DATA TO USE:
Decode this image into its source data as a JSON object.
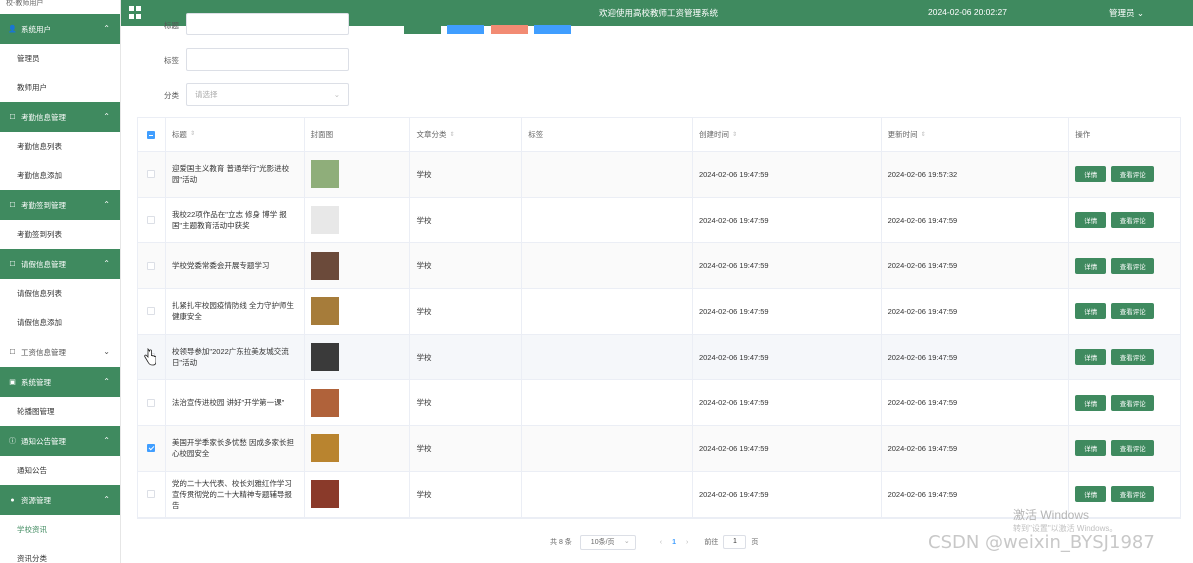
{
  "sidebar": {
    "top_label": "校-教师用户",
    "groups": [
      {
        "label": "系统用户",
        "icon": "user-icon",
        "expanded": true,
        "items": [
          "管理员",
          "教师用户"
        ]
      },
      {
        "label": "考勤信息管理",
        "icon": "edit-icon",
        "expanded": true,
        "items": [
          "考勤信息列表",
          "考勤信息添加"
        ]
      },
      {
        "label": "考勤签到管理",
        "icon": "edit-icon",
        "expanded": true,
        "items": [
          "考勤签到列表"
        ]
      },
      {
        "label": "请假信息管理",
        "icon": "edit-icon",
        "expanded": true,
        "items": [
          "请假信息列表",
          "请假信息添加"
        ]
      },
      {
        "label": "工资信息管理",
        "icon": "edit-icon",
        "expanded": false,
        "items": []
      },
      {
        "label": "系统管理",
        "icon": "image-icon",
        "expanded": true,
        "items": [
          "轮播图管理"
        ]
      },
      {
        "label": "通知公告管理",
        "icon": "info-icon",
        "expanded": true,
        "items": [
          "通知公告"
        ]
      },
      {
        "label": "资源管理",
        "icon": "pin-icon",
        "expanded": true,
        "items": [
          "学校资讯",
          "资讯分类"
        ]
      }
    ],
    "active_item": "学校资讯"
  },
  "header": {
    "title": "欢迎使用高校教师工资管理系统",
    "datetime": "2024-02-06 20:02:27",
    "user": "管理员 ⌄"
  },
  "search": {
    "title_label": "标题",
    "tag_label": "标签",
    "category_label": "分类",
    "category_placeholder": "请选择"
  },
  "table": {
    "columns": [
      "标题",
      "封面图",
      "文章分类",
      "标签",
      "创建时间",
      "更新时间",
      "操作"
    ],
    "detail_label": "详情",
    "comment_label": "查看评论",
    "rows": [
      {
        "title": "迎爱国主义教育 普通举行\"光影进校园\"活动",
        "category": "学校",
        "tag": "",
        "created": "2024-02-06 19:47:59",
        "updated": "2024-02-06 19:57:32",
        "checked": false,
        "thumb": "#8fae7a"
      },
      {
        "title": "我校22项作品在\"立志 修身 博学 报国\"主题教育活动中获奖",
        "category": "学校",
        "tag": "",
        "created": "2024-02-06 19:47:59",
        "updated": "2024-02-06 19:47:59",
        "checked": false,
        "thumb": "#e8e8e8"
      },
      {
        "title": "学校党委常委会开展专题学习",
        "category": "学校",
        "tag": "",
        "created": "2024-02-06 19:47:59",
        "updated": "2024-02-06 19:47:59",
        "checked": false,
        "thumb": "#6b4a3a"
      },
      {
        "title": "扎紧扎牢校园疫情防线 全力守护师生健康安全",
        "category": "学校",
        "tag": "",
        "created": "2024-02-06 19:47:59",
        "updated": "2024-02-06 19:47:59",
        "checked": false,
        "thumb": "#a67c3a"
      },
      {
        "title": "校领导参加\"2022广东拉美友城交流日\"活动",
        "category": "学校",
        "tag": "",
        "created": "2024-02-06 19:47:59",
        "updated": "2024-02-06 19:47:59",
        "checked": false,
        "thumb": "#3a3a3a"
      },
      {
        "title": "法治宣传进校园 讲好\"开学第一课\"",
        "category": "学校",
        "tag": "",
        "created": "2024-02-06 19:47:59",
        "updated": "2024-02-06 19:47:59",
        "checked": false,
        "thumb": "#b0623a"
      },
      {
        "title": "美国开学季家长多忧愁 因成多家长担心校园安全",
        "category": "学校",
        "tag": "",
        "created": "2024-02-06 19:47:59",
        "updated": "2024-02-06 19:47:59",
        "checked": true,
        "thumb": "#b9842f"
      },
      {
        "title": "党的二十大代表、校长刘雅红作学习宣传贯彻党的二十大精神专题辅导报告",
        "category": "学校",
        "tag": "",
        "created": "2024-02-06 19:47:59",
        "updated": "2024-02-06 19:47:59",
        "checked": false,
        "thumb": "#8a3a2a"
      }
    ]
  },
  "pagination": {
    "total": "共 8 条",
    "page_size": "10条/页",
    "prev": "‹",
    "current": "1",
    "next": "›",
    "goto_label": "前往",
    "goto_value": "1",
    "page_suffix": "页"
  },
  "overlay": {
    "watermark_line1": "激活 Windows",
    "watermark_line2": "转到\"设置\"以激活 Windows。",
    "csdn": "CSDN @weixin_BYSJ1987"
  },
  "colors": {
    "primary": "#3f8a5f",
    "blue": "#409eff",
    "salmon": "#f28b73"
  }
}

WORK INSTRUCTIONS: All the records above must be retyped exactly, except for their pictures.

ANSWER TO THIS TASK:
Decode this image into its source data as a JSON object.
{
  "sidebar": {
    "top_label": "校-教师用户",
    "groups": [
      {
        "label": "系统用户",
        "icon": "user-icon",
        "expanded": true,
        "items": [
          "管理员",
          "教师用户"
        ]
      },
      {
        "label": "考勤信息管理",
        "icon": "edit-icon",
        "expanded": true,
        "items": [
          "考勤信息列表",
          "考勤信息添加"
        ]
      },
      {
        "label": "考勤签到管理",
        "icon": "edit-icon",
        "expanded": true,
        "items": [
          "考勤签到列表"
        ]
      },
      {
        "label": "请假信息管理",
        "icon": "edit-icon",
        "expanded": true,
        "items": [
          "请假信息列表",
          "请假信息添加"
        ]
      },
      {
        "label": "工资信息管理",
        "icon": "edit-icon",
        "expanded": false,
        "items": []
      },
      {
        "label": "系统管理",
        "icon": "image-icon",
        "expanded": true,
        "items": [
          "轮播图管理"
        ]
      },
      {
        "label": "通知公告管理",
        "icon": "info-icon",
        "expanded": true,
        "items": [
          "通知公告"
        ]
      },
      {
        "label": "资源管理",
        "icon": "pin-icon",
        "expanded": true,
        "items": [
          "学校资讯",
          "资讯分类"
        ]
      }
    ],
    "active_item": "学校资讯"
  },
  "header": {
    "title": "欢迎使用高校教师工资管理系统",
    "datetime": "2024-02-06 20:02:27",
    "user": "管理员 ⌄"
  },
  "search": {
    "title_label": "标题",
    "tag_label": "标签",
    "category_label": "分类",
    "category_placeholder": "请选择"
  },
  "table": {
    "columns": [
      "标题",
      "封面图",
      "文章分类",
      "标签",
      "创建时间",
      "更新时间",
      "操作"
    ],
    "detail_label": "详情",
    "comment_label": "查看评论",
    "rows": [
      {
        "title": "迎爱国主义教育 普通举行\"光影进校园\"活动",
        "category": "学校",
        "tag": "",
        "created": "2024-02-06 19:47:59",
        "updated": "2024-02-06 19:57:32",
        "checked": false,
        "thumb": "#8fae7a"
      },
      {
        "title": "我校22项作品在\"立志 修身 博学 报国\"主题教育活动中获奖",
        "category": "学校",
        "tag": "",
        "created": "2024-02-06 19:47:59",
        "updated": "2024-02-06 19:47:59",
        "checked": false,
        "thumb": "#e8e8e8"
      },
      {
        "title": "学校党委常委会开展专题学习",
        "category": "学校",
        "tag": "",
        "created": "2024-02-06 19:47:59",
        "updated": "2024-02-06 19:47:59",
        "checked": false,
        "thumb": "#6b4a3a"
      },
      {
        "title": "扎紧扎牢校园疫情防线 全力守护师生健康安全",
        "category": "学校",
        "tag": "",
        "created": "2024-02-06 19:47:59",
        "updated": "2024-02-06 19:47:59",
        "checked": false,
        "thumb": "#a67c3a"
      },
      {
        "title": "校领导参加\"2022广东拉美友城交流日\"活动",
        "category": "学校",
        "tag": "",
        "created": "2024-02-06 19:47:59",
        "updated": "2024-02-06 19:47:59",
        "checked": false,
        "thumb": "#3a3a3a"
      },
      {
        "title": "法治宣传进校园 讲好\"开学第一课\"",
        "category": "学校",
        "tag": "",
        "created": "2024-02-06 19:47:59",
        "updated": "2024-02-06 19:47:59",
        "checked": false,
        "thumb": "#b0623a"
      },
      {
        "title": "美国开学季家长多忧愁 因成多家长担心校园安全",
        "category": "学校",
        "tag": "",
        "created": "2024-02-06 19:47:59",
        "updated": "2024-02-06 19:47:59",
        "checked": true,
        "thumb": "#b9842f"
      },
      {
        "title": "党的二十大代表、校长刘雅红作学习宣传贯彻党的二十大精神专题辅导报告",
        "category": "学校",
        "tag": "",
        "created": "2024-02-06 19:47:59",
        "updated": "2024-02-06 19:47:59",
        "checked": false,
        "thumb": "#8a3a2a"
      }
    ]
  },
  "pagination": {
    "total": "共 8 条",
    "page_size": "10条/页",
    "prev": "‹",
    "current": "1",
    "next": "›",
    "goto_label": "前往",
    "goto_value": "1",
    "page_suffix": "页"
  },
  "overlay": {
    "watermark_line1": "激活 Windows",
    "watermark_line2": "转到\"设置\"以激活 Windows。",
    "csdn": "CSDN @weixin_BYSJ1987"
  },
  "colors": {
    "primary": "#3f8a5f",
    "blue": "#409eff",
    "salmon": "#f28b73"
  }
}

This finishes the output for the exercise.